In fairness to SBL, I am doing the “3 notes at a time” YouTube exercise using the cycle of 5ths to locate and memorize notes on the fretboard and it is helping me a LOT. Hoping that in a few weeks after doing this periodically during the day each day, I will be able to more confidently play at least root bass lines to songs that show guitar chords in videos in less common keys. It’s been fun for me practicing along with songs in C, F and G, but that exercise is exactly what I was looking for to get a lot more comfortable with notes on all 4 strings up to the 12th fret. And BassBuzz was great at teaching me how to find those notes in the first place, using octaves and fifths, so it’s been a nice synergy of the two teachers.

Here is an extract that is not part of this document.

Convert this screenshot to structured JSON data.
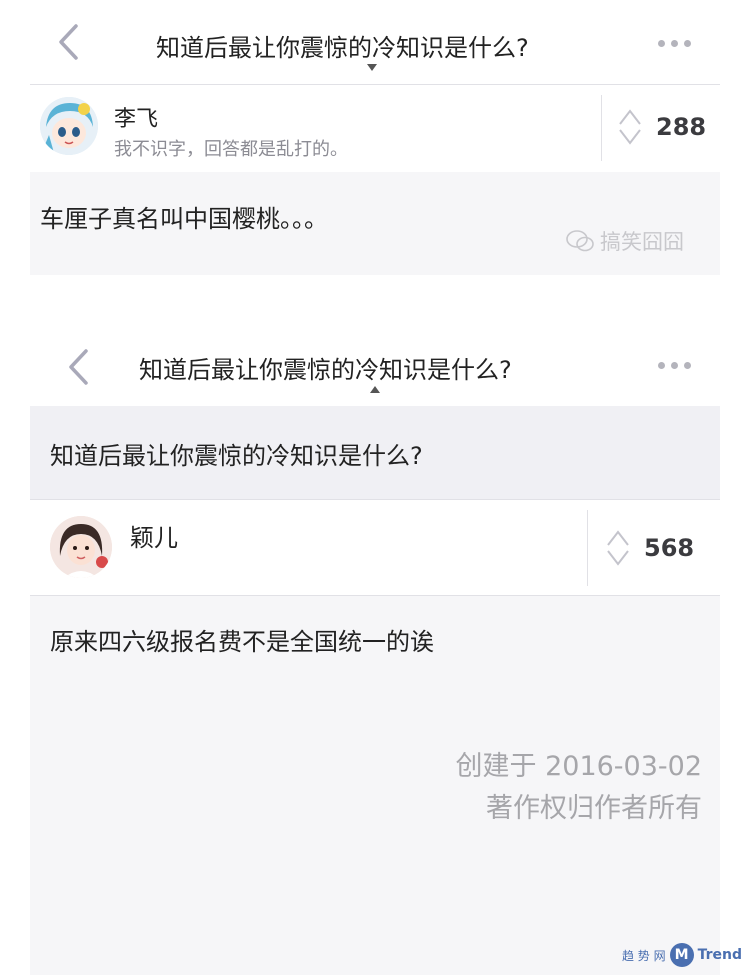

I don’t like the length of any of SBL videos. I think he seems cool and friendly and someone I could hang n chat with. He does tend to talk far too much for MY attention span. So, it s ME not him. lol
Personally, I had COVID last week - prob the most progression forward in my playing EVER - I played every day for hours! It was great - practice time was the key, not watching videos and noodling the same thing over n over. I picked up a tab book and played the songs…it eventually clicks and then ya move on.
Covid, for me, was barely more than a bad headcold with a slight fever… so i lucked out and dodged a bullet. Took dogs out for numerous daily walks and played bass - winning.


Awesome. It’s always good to read about people that get COVID and it was mild.

I had both vaccination shots when I got it back in November and missed Thanksgiving to be safe (last thing I want to do is pass pestilence to my elderly anti-vax relatives…). I worked while I had it and yeah, it felt like I had a cold and a headache. My sense of taste then went batshit crazy for maybe a week, too.

I got my booster two weeks later :rofl: